A scarlet brick face, royal blue awnings and bold, white lettering greet you from the street. The sidewalk in front is decorated with chairs, pots and other goodies, all urging a passersby to deviate from her plans, slow down and explore. Like always, temptation wins and the bystander is standing in the doorway overwhelmed by what she thought was a little antique shop. Do not be fooled. Stagecoach sells antiques, but it is not small. It has ample room, countless items and includes a building out back with much more to explore.
Stagecoach Antiques is located at 449 West Market Street. From its walls to its merchandise, Stagecoach Antiques houses a lot of history. The store has three levels━not including the structure out back━all of which are covered wall to wall with antique valuables. The oldest items in the store are from the Victorian era, dating between the 1860s to 1880s. The current Stagecoach building has been its home for 40 years. It was once a part of a strip of approximately 20 antique stores stretching up West Market from Stagecoach Antiques up to a street across from Chin’s Place called Stewart Way.
Stagecoach has an astounding amount of goods, but it didn’t happen overnight. It began 74 years ago in the dining room of Mr. Leo Walter’s mother. Walters started out by collecting postcards and refinishing furniture. As expected, his mother wanted her dining room back, so his work was relocated to the basement. Eventually, his work grew and he moved his entrepreneurial spirit and love of antiques to a storefront.

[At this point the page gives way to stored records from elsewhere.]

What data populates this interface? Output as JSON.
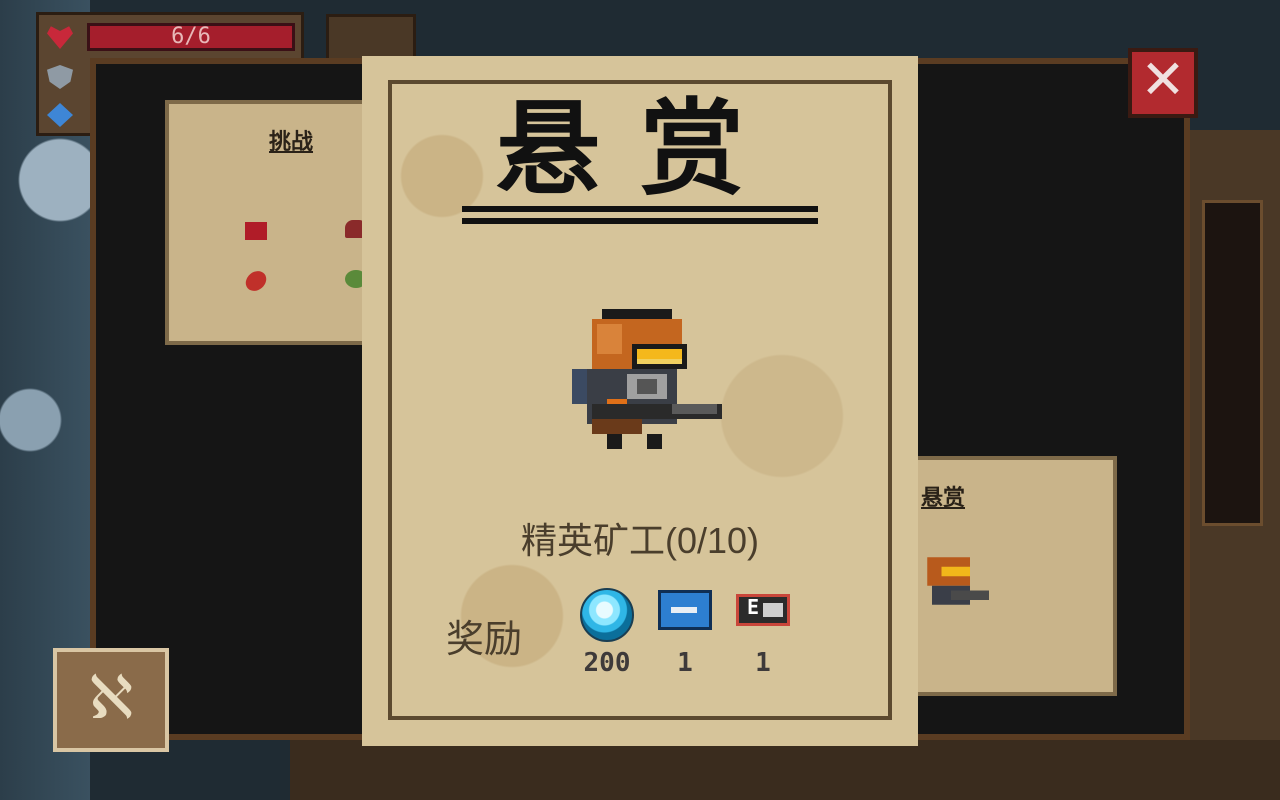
{
  "hud": {
    "hp_text": "6/6",
    "icons": [
      "heart-icon",
      "shield-icon",
      "energy-gem-icon"
    ]
  },
  "background_posters": {
    "left_title": "挑战",
    "right_title": "悬赏"
  },
  "bounty": {
    "title": "悬赏",
    "target_name": "精英矿工(0/10)",
    "reward_label": "奖励",
    "rewards": [
      {
        "icon": "gem-icon",
        "count": "200"
      },
      {
        "icon": "weapon-blueprint-icon",
        "count": "1"
      },
      {
        "icon": "card-icon",
        "count": "1"
      }
    ]
  },
  "buttons": {
    "close": "✕",
    "scroll": "ℵ"
  },
  "colors": {
    "parchment": "#d6c49a",
    "ink": "#111111",
    "close_red": "#b22a2f",
    "hp_red": "#a51e2c"
  }
}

Mr. Walters began thinking beyond a storefront; he decided to host Akron’s first estate sale in the basement of the historic Portage Hotel (which closed in 1965 and is now the SummaCare building) and continued doing tag and estate sales throughout the years. Eventually, he started a family and the legacy continued.

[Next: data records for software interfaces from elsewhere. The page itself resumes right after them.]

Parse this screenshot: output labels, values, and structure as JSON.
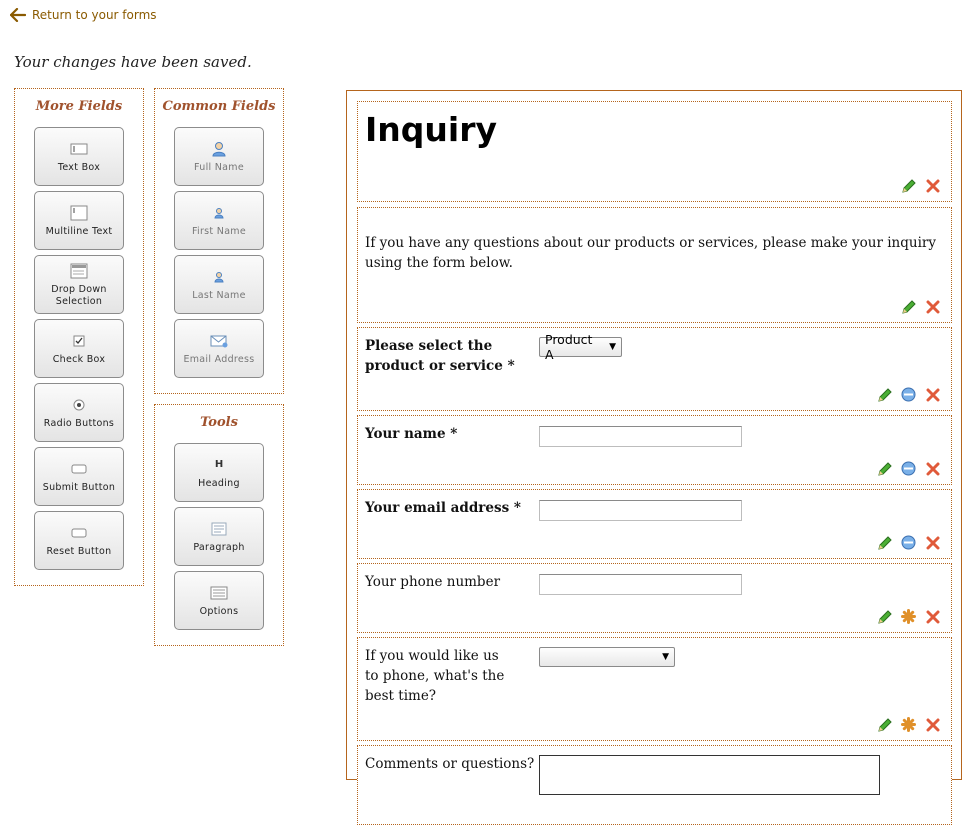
{
  "nav": {
    "return_label": "Return to your forms"
  },
  "status": {
    "saved_message": "Your changes have been saved."
  },
  "more_fields": {
    "title": "More Fields",
    "items": [
      {
        "label": "Text Box",
        "icon": "text-box-icon"
      },
      {
        "label": "Multiline Text",
        "icon": "multiline-text-icon"
      },
      {
        "label": "Drop Down Selection",
        "icon": "dropdown-icon"
      },
      {
        "label": "Check Box",
        "icon": "checkbox-icon"
      },
      {
        "label": "Radio Buttons",
        "icon": "radio-icon"
      },
      {
        "label": "Submit Button",
        "icon": "button-icon"
      },
      {
        "label": "Reset Button",
        "icon": "button-icon"
      }
    ]
  },
  "common_fields": {
    "title": "Common Fields",
    "items": [
      {
        "label": "Full Name",
        "icon": "person-icon"
      },
      {
        "label": "First Name",
        "icon": "person-icon"
      },
      {
        "label": "Last Name",
        "icon": "person-icon"
      },
      {
        "label": "Email Address",
        "icon": "email-icon"
      }
    ]
  },
  "tools": {
    "title": "Tools",
    "items": [
      {
        "label": "Heading",
        "icon": "heading-icon"
      },
      {
        "label": "Paragraph",
        "icon": "paragraph-icon"
      },
      {
        "label": "Options",
        "icon": "options-icon"
      }
    ]
  },
  "form": {
    "heading": "Inquiry",
    "paragraph": "If you have any questions about our products or services, please make your inquiry using the form below.",
    "fields": [
      {
        "label": "Please select the product or service *",
        "type": "select",
        "value": "Product A",
        "required": true
      },
      {
        "label": "Your name *",
        "type": "text",
        "value": "",
        "required": true
      },
      {
        "label": "Your email address *",
        "type": "text",
        "value": "",
        "required": true
      },
      {
        "label": "Your phone number",
        "type": "text",
        "value": "",
        "required": false
      },
      {
        "label": "If you would like us to phone, what's the best time?",
        "type": "select",
        "value": "",
        "required": false
      },
      {
        "label": "Comments or questions?",
        "type": "textarea",
        "value": "",
        "required": false
      }
    ]
  },
  "colors": {
    "accent": "#b5651d",
    "panel_title": "#a0522d",
    "edit_green": "#3a9a2a",
    "delete_red": "#e05a3a",
    "required_blue": "#5b8fd0",
    "optional_orange": "#e0902a"
  }
}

When you visit, a light-hearted woman with glasses may greet you. That’s Eileen Moats, Mr. Walter’s daughter. Eileen was born into the business and recalls spending a lot of time helping her father while she was young. Eileen and her siblings helped clean merchandise and organize things for estate sales. She began working in the shop more and more and Stagecoach is now entering its third generation, with Eileen’s daughters helping her to continue its growth and evolution. They try to keep things simple, so there are no punch cards or fancy gimmicks, but they now sell items online and have a strong social media presence on Facebook and Instagram.
Stagecoach Antiques is a 74-year-old family business. Everything you see and touch has been, as Eileen puts it, “pre-loved.” They believe in great customer service. Their clientele is diverse; they serve everything from families, to mosaic artists, to glassblowers, to button collectors and more. Their antiques are just as extensive as their clients and you can find everything from vintage hats to vintage furniture. They even have old Akron postcards that tell the history of our great city. Best of all, they have withstood the test of time. They encourage everyone to love old things and visit them in the upcoming holiday season. Looking for a great time to go? The day after Thanksgiving, they have a big shopping day and offer treats and an amazing shopping experience. Look for the royal blue awnings and you’ll be walking into a small slice of Akron history.
Follow Stagecoach Antiques on Facebook @Stagecoach.antiques and on Instagram @stagecoachantiques. Learn more and get updates on upcoming sales at stagecoach-antiques.com
Josy Jones is has been in Akron ten months and somehow already considers herself an Akronite.